Breaking the rules of trekking

As a child, you often rode a bus that crossed a bridge over a river. You would look out the window at the river meandering toward its source in the mountains, and you would wonder. You grew up, went to college, found work on another continent and forgot about the river — for a while.

You put the work on hold and returned to your home, once again riding your childhood bus across the bridge. Now’s the time, you thought. A few days later you returned to the river, found a trail, and began to walk upstream, into the unknown.

This is the true and recent story of Vagablogging commenter and grown-up child Shalabh. The river is the Sutlej, and the bridge is in the tiny town of Slapper on the Chandigarh-Manali highway in Himachal Pradesh, India. Here you can read his raw and inspiring account of the improvised trek.

Shalabh started by knowing only that he would follow the river, and that the river led to the Indo-Tibet border at Shipki La. Expecting desolation, Shalabh’s curiosity drew him into the Kinnaur and Spiti valleys — two of the world’s most magnificent trekking regions.

“People had talked about the remoteness of these places, their inaccessibility and the dangerous road over the Sutlej gorge,” he says. “I had pictured a world where one would get nothing to eat, a narrow, winding, unpaved road would lead to a village, some hovels would form a village, which would double up as district headquarters. How wrong I was! If you are reading this diary, I advise you to at least try once what you have feared a lot since childhood.”

Shalabh’s trip often runs counter to standard trekking procedure, challenging beliefs and behaviors many of us might no longer question. Here are a few examples:

Maps aren’t essential — as long as you’re informed enough to know you won’t be entering areas where maps are essential. By sticking to the banks of the river and not getting close to the Indo-Tibet border, Shalabh got by without a map or guidebook. As he explained via email: “I just consulted a political map for 10 minutes before starting and noted down some place names. I figured more and more as I went along.”

Camino de Santiago in spring without a map? No problem. New York’s Adirondack Park in winter without a map? Bad idea. Still, I think a map is always handy, especially if there’s a volatile border in the neighborhood.

Go however you want. Shalabh’s trek combined walking and buses, reminding us that no matter how much we’ve planned to walk, there’s no penalty for hopping on a bus. Especially when it’s winter in the Himalayas and you forgot to fill your water bottle.

Go whenever you want. Speaking of winter, places don’t disappear in the off-season (although you might wake up and find a centimeter of ice on your window pane).

You don’t have to make a loop. Even if Shalabh had planned to take the high-altitude crossing from Kaza to Manali prior to starting, it’s blocked by snow in the winter. He ended up backtracking with a non-stop 32-hour bus ride.
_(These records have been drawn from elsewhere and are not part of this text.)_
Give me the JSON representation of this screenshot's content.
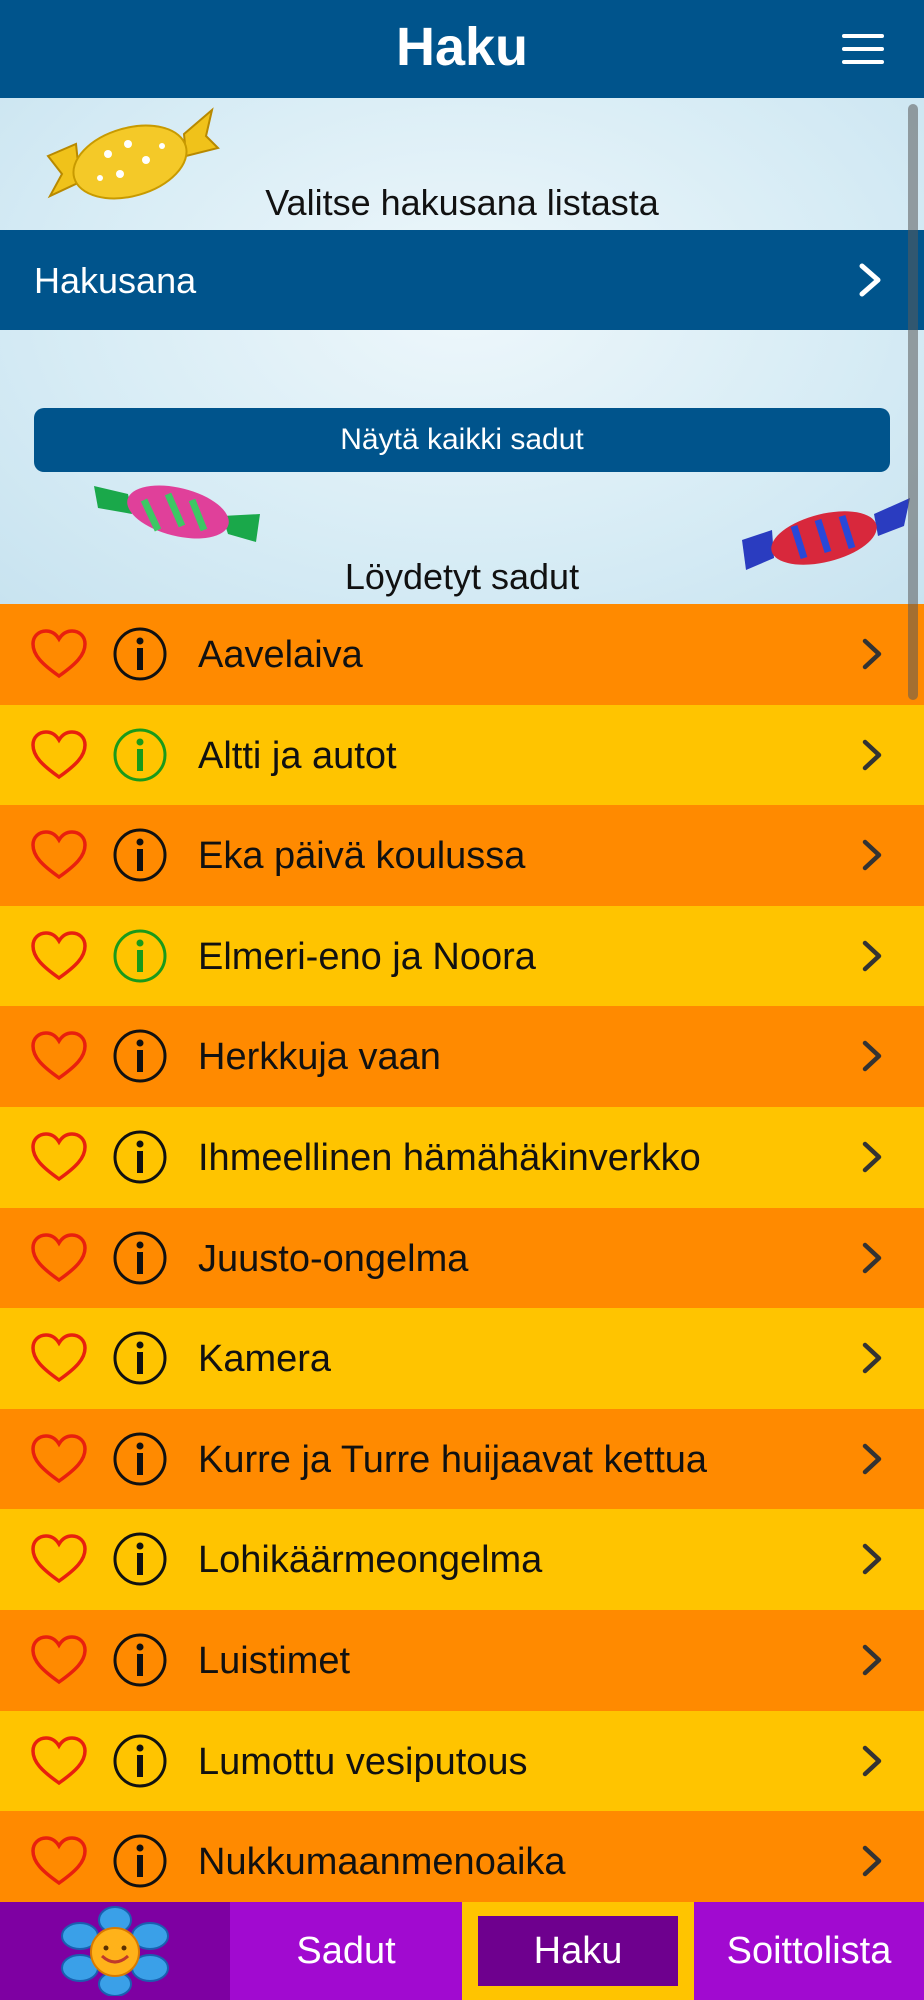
{
  "header": {
    "title": "Haku",
    "menu_icon": "hamburger-icon"
  },
  "search": {
    "prompt": "Valitse hakusana listasta",
    "keyword_label": "Hakusana",
    "show_all_label": "Näytä kaikki sadut",
    "found_title": "Löydetyt sadut"
  },
  "stories": [
    {
      "name": "Aavelaiva",
      "info_color": "#111111"
    },
    {
      "name": "Altti ja autot",
      "info_color": "#1a9a1a"
    },
    {
      "name": "Eka päivä koulussa",
      "info_color": "#111111"
    },
    {
      "name": "Elmeri-eno ja Noora",
      "info_color": "#1a9a1a"
    },
    {
      "name": "Herkkuja vaan",
      "info_color": "#111111"
    },
    {
      "name": "Ihmeellinen hämähäkinverkko",
      "info_color": "#111111"
    },
    {
      "name": "Juusto-ongelma",
      "info_color": "#111111"
    },
    {
      "name": "Kamera",
      "info_color": "#111111"
    },
    {
      "name": "Kurre ja Turre huijaavat kettua",
      "info_color": "#111111"
    },
    {
      "name": "Lohikäärmeongelma",
      "info_color": "#111111"
    },
    {
      "name": "Luistimet",
      "info_color": "#111111"
    },
    {
      "name": "Lumottu vesiputous",
      "info_color": "#111111"
    },
    {
      "name": "Nukkumaanmenoaika",
      "info_color": "#111111"
    }
  ],
  "tabs": {
    "sadut": "Sadut",
    "haku": "Haku",
    "soittolista": "Soittolista"
  },
  "colors": {
    "primary": "#00548c",
    "row_orange": "#ff8a00",
    "row_yellow": "#ffc400",
    "tab_purple": "#9a00c4",
    "heart": "#e8200e"
  }
}
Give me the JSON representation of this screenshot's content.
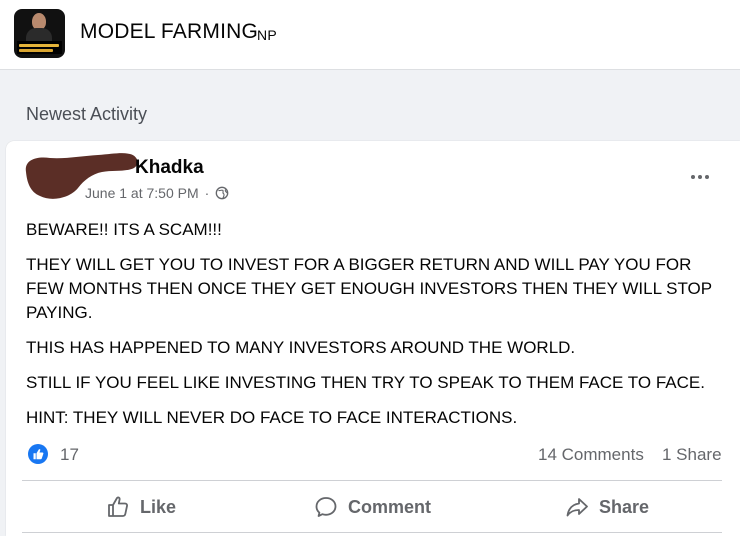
{
  "header": {
    "page_name": "MODEL FARMING",
    "page_suffix": "NP",
    "avatar_icon": "page-profile-picture"
  },
  "section": {
    "title": "Newest Activity"
  },
  "post": {
    "author_name": "Khadka",
    "timestamp": "June 1 at 7:50 PM",
    "separator": "·",
    "privacy_icon": "globe-icon",
    "body": [
      "BEWARE!! ITS A SCAM!!!",
      "THEY WILL GET YOU TO INVEST FOR A BIGGER RETURN AND WILL PAY YOU FOR FEW MONTHS THEN ONCE THEY GET ENOUGH INVESTORS THEN THEY WILL STOP PAYING.",
      "THIS HAS HAPPENED TO MANY INVESTORS AROUND THE WORLD.",
      "STILL IF YOU FEEL LIKE INVESTING THEN TRY TO SPEAK TO THEM FACE TO FACE.",
      "HINT: THEY WILL NEVER DO FACE TO FACE INTERACTIONS."
    ],
    "reactions": {
      "like_count": "17",
      "comments": "14 Comments",
      "shares": "1 Share"
    },
    "actions": {
      "like": "Like",
      "comment": "Comment",
      "share": "Share"
    }
  },
  "colors": {
    "brand_blue": "#1877f2",
    "secondary_text": "#65676b",
    "redaction_blob": "#5b2e26"
  }
}
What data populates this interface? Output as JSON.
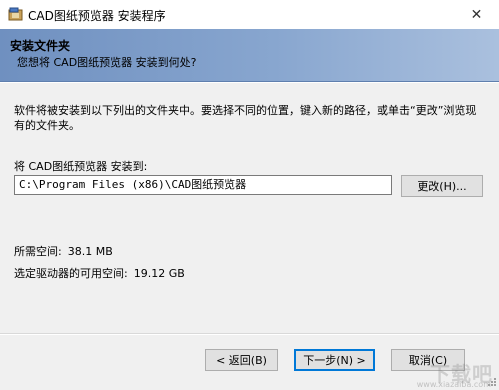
{
  "window": {
    "title": "CAD图纸预览器 安装程序",
    "icon": "installer-app-icon",
    "close_glyph": "✕"
  },
  "header": {
    "title": "安装文件夹",
    "subtitle": "您想将 CAD图纸预览器 安装到何处?"
  },
  "body": {
    "description": "软件将被安装到以下列出的文件夹中。要选择不同的位置，键入新的路径，或单击“更改”浏览现有的文件夹。",
    "install_to_label": "将 CAD图纸预览器 安装到:",
    "install_path": "C:\\Program Files (x86)\\CAD图纸预览器",
    "browse_button": "更改(H)...",
    "required_space_label": "所需空间:",
    "required_space_value": "38.1 MB",
    "available_space_label": "选定驱动器的可用空间:",
    "available_space_value": "19.12 GB"
  },
  "footer": {
    "back_button": "< 返回(B)",
    "next_button": "下一步(N) >",
    "cancel_button": "取消(C)"
  },
  "watermark": {
    "text": "下载吧",
    "url": "www.xiazaiba.com"
  },
  "colors": {
    "header_gradient_start": "#6f90c0",
    "header_gradient_end": "#aac0de",
    "dialog_bg": "#f0f0f0",
    "default_button_border": "#0078d7"
  }
}
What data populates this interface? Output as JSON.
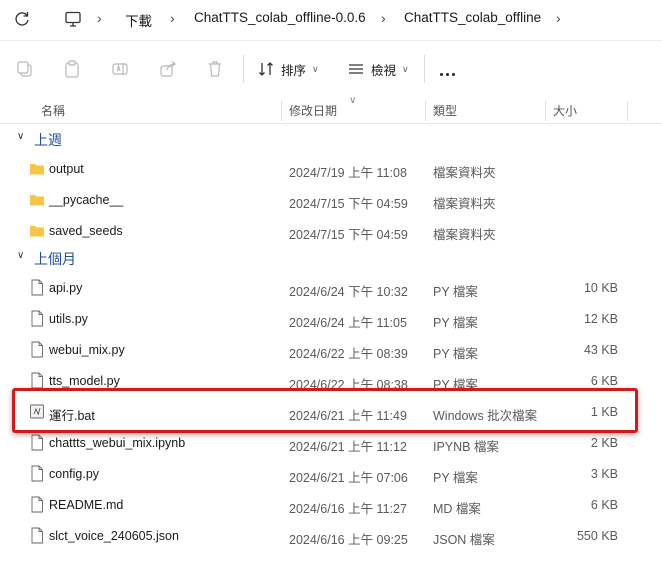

Backtracking on a trek is often seen as undesirable, but it can bring an out-and-back element of pilgrimage to a journey. Shalabh’s account suggests that the ride home was a standalone adventure, and he only hints at subzero temperatures, landslide crossings, and slow-bus camaraderie.

There’s more, of course, but you’ll have to read the story.

What rivers have you been wondering about? When will you discover where they lead? (See Scott’s post from yesterday for more on this theme…)

Relevant Reading: — “The most informative resource for all high altitude pursuits.”

Photo “Spiti Valley All in White” by Shalabh.

Posted by | Comments (3)  | January 13, 2010
Category: Travel News, Vagabonding Advice

3 Responses to “Breaking the rules of trekking”

  1. Nishant Says:

    we wonder about so many things as a child but are told either to explore them after growing up or not to think about it anymore.

    But as we grow up, we forget everything in the rat race of this world. Shalabh has proved the saying – ‘You are never too old to be grown up’. This child like curiosity is the essence of life.

  2. gaurav singhal Says:

    I have known Shalabh from B School. He is clearly one of the most energetic and driven guys that I know of. With a slight caveat though – only for things that excite him! it is truly inspiring and heart warming to see that someone is chasing his dreams – with / without maps who cares.
    Jai Ho!